Some lung cancer patients will soon be able to take a pill at home instead of enduring chemotherapy treatment at hospitals.

Pharmac announced today that from next month it will fund gefitinib (Iressa), a targeted treatment for lung cancer.

The pill would be first line treatment for people diagnosed with non-squamous advanced non-small cell lung cancer, the most common form of lung cancer in New Zealand.

A test will be required to help determine which patients will most benefit from treatment with gefitinib, or another similar drug already funded by Pharmac, erlotinib, which is funded as a second-line treatment option.


Pharmac medical director Peter Moodie said first-line treatment for the cancer at the moment is platinum-based chemotherapy, which can be difficult for patients to tolerate and must be administered at hospital.

"Gefitinib and other drugs of this type, called tyrosine kinase inhibitors, have several advantages over standard chemotherapy, which is something of a blunt instrument."

Dr Moody said gefitinib is a tablet that people can take at home.

"This is more convenient for patients, and it also frees up hospital resources so that more cancer patients can be treated and waiting times reduced."

Pharmac expected that, with targeting, about 100 patients per year will receive funded gefitinib treatment.
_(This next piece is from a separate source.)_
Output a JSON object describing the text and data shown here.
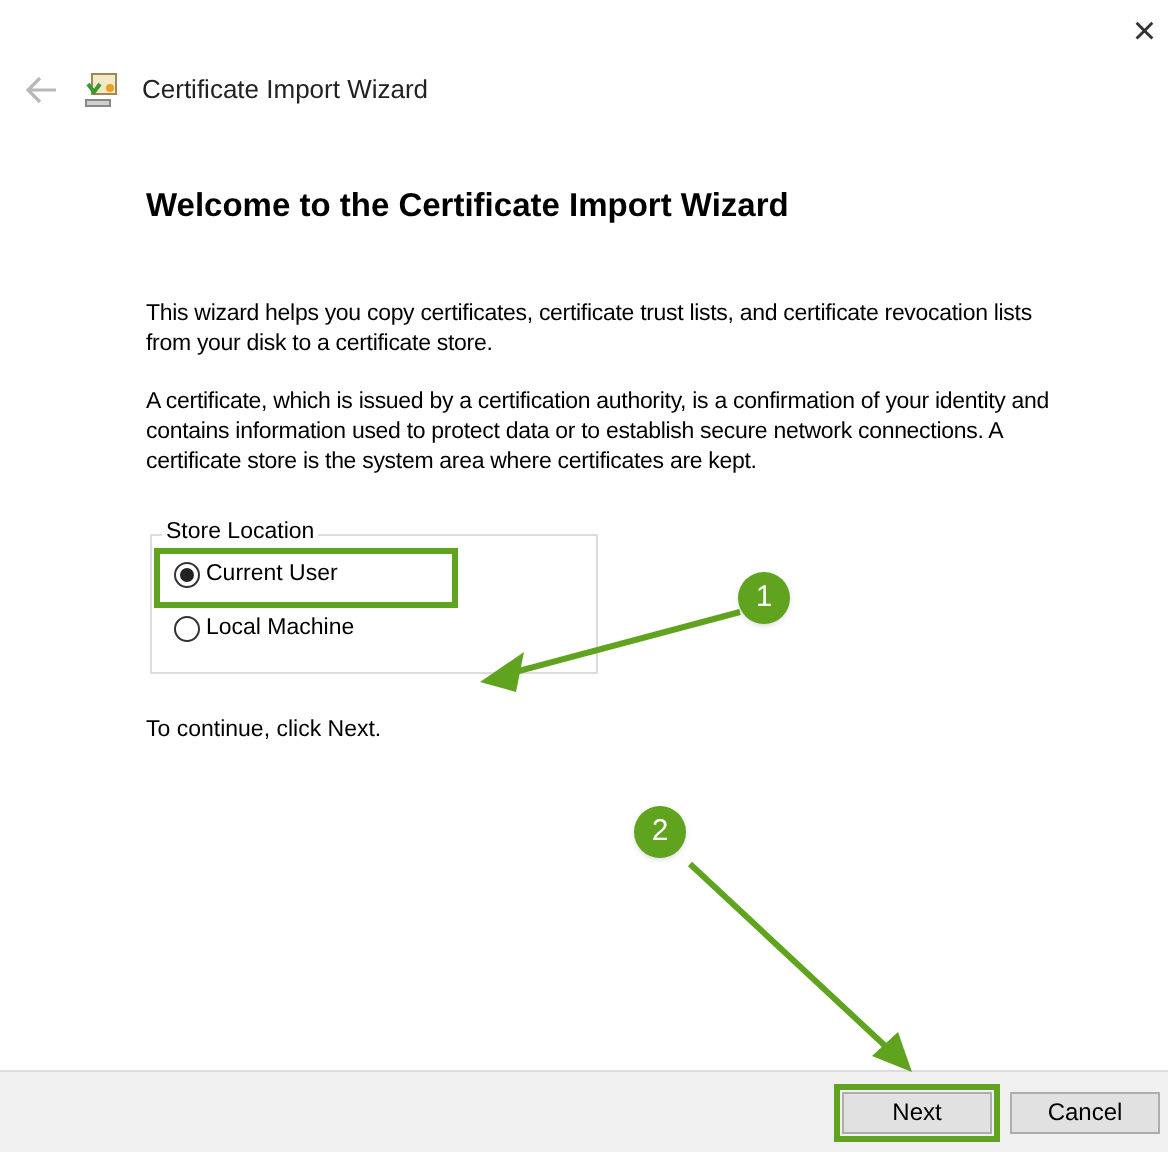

Up to $1.6 million per year is expected to be spent on the on the drug, but Dr Moodie said overall it would save DHBs money as the funded treatments are more expensive.